ICS Magazine

Tile Maintenance Mistakes

November 11, 2006

When most folks discuss tile, they are generally referring to one of the members of the clay-component family, in particular they are usually referring to ceramic tiles, glazed or unglazed.

One of the most frequently asked questions is whether floor seal and/or finish should be applied to these types of hard surface floors. It is a subject of much debate with arguments on either side of the fence.

The clay-component flooring category consists of ceramic, porcelain, quarry, brick and terra cotta. They are floors that are either dust pressed or extruded and fired at high temperatures, with the exception of terra cotta, which is sun-dried or fired at low temperatures. Clay flooring can be found in a number of places including lobbies where heavy traffic is evident, in food service where slip resistance is required, and restrooms where an impervious tile surface is a must. It is in the restroom environment that we experience application of floor finish on the ceramic tile flooring the most.

Clay-component tiles are generally surrounded by sanded grout. Sometimes there will be a latex additive grout or a non-sanded grout or, in some situations, an epoxy or furan grout, but for the most part it will be placed in sanded grout. The juxtaposition of impervious tile set in sanded grout creates a difficult combination for the floor maintenance technician to maintain. The reasons are simple: on one hand you have the impervious tile that repels almost anything, on the other the very porous grout that collects everything. The fact that the grout is usually set lower than the tile adds to the rapid soiling of the grout lines.

Initially, penetrating sealer or impregnator is applied to the floor surface after the grout has dried, but before the floor is exposed to traffic. The sealer or impregnator will penetrate into the grout and the excess left on the tile will be wiped away by the technician. This provides a certain amount of protection to the grout and prevents the seal from remaining on the surface of the tile. After the seal has cured there is very little visual difference, and the floor looks natural.

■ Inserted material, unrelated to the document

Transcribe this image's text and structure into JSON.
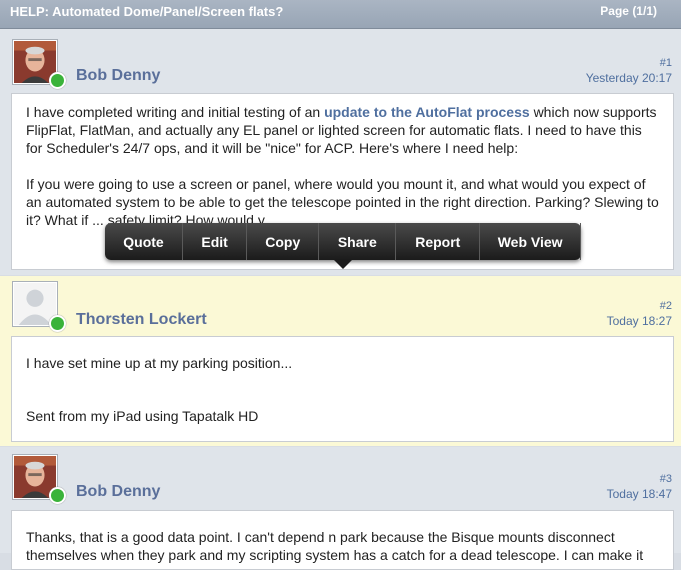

Although the grout is sealed and is for the most part protected, it is still porous and below the floor surface. Over a period of time soil will collect and it will become unsightly. The floor is cleaned and, at this point, the decision of whether to put floor finish on the floor or not is explored.

The reason for putting floor finish on a ceramic tile restroom often centers on appearance rather than functionality. The finish applied to the surface gives the floor a higher level of gloss. You are also putting a protective film over the surface that provides some additional protection. Directly after the application, the floor looks great and everyone is happy.

If the floor is maintained correctly on a regular basis, the floor finish on a ceramic tile can be maintained a very long time and look great. If the floor is not well maintained, it can be very frustrating to deal with. Sometimes the floor maintenance slips a little here and there. Scrubbing and recoating becomes a part of the maintenance cycle, and the soil that is not removed is encapsulated in the finish. Even worse, the floor finish that is applied will take the path of least resistance and end up in the grout lines along with the soil. The only solution is stripping and refinishing the floor.

When stripping and refinishing a ceramic tile floor, you come face to face with build-up of encapsulated soil in the grout lines. Through the process of many stripping cycles, it is even possible for the soil and the finish to be carried deep into the grout lines to a level that is almost unreachable. This is where the problem lies. Once the soil and the finish are deep into the grout, it is almost impossible to get it out without causing superficial or even severe damage to the grout. When the soiling is this bad, the surface of the grout is usually scraped away using razor scrappers, grout saws or just about any sharp object that will scrape away the afflicted area.

Once the floor is clean, more floor finish is applied, the process begins again and the cycle continues.

Over many years, the technician may find that there is not enough grout left to scrape; they may even scrape down to the spacers that separate the tiles. This is not good; the integrity of the floor is in jeopardy and at this point it may be necessary to replace the grout or the tile or both. Sometimes the floor can be saved by companies specializing in this area. Indeed, being able to correctly perform tile and grout replacement is a valuable skill, one that is readily available to technicians looking to get into that market.

The question still remains: should ceramic tile floors have finish applied to them or not? The answer to this question actually does not matter; there are those that support floor finish on ceramic tiles and those that do not. I assure you, you will be faced with this very scenario at some time in your career; the good thing is, there is a great market for those that can rectify the situation.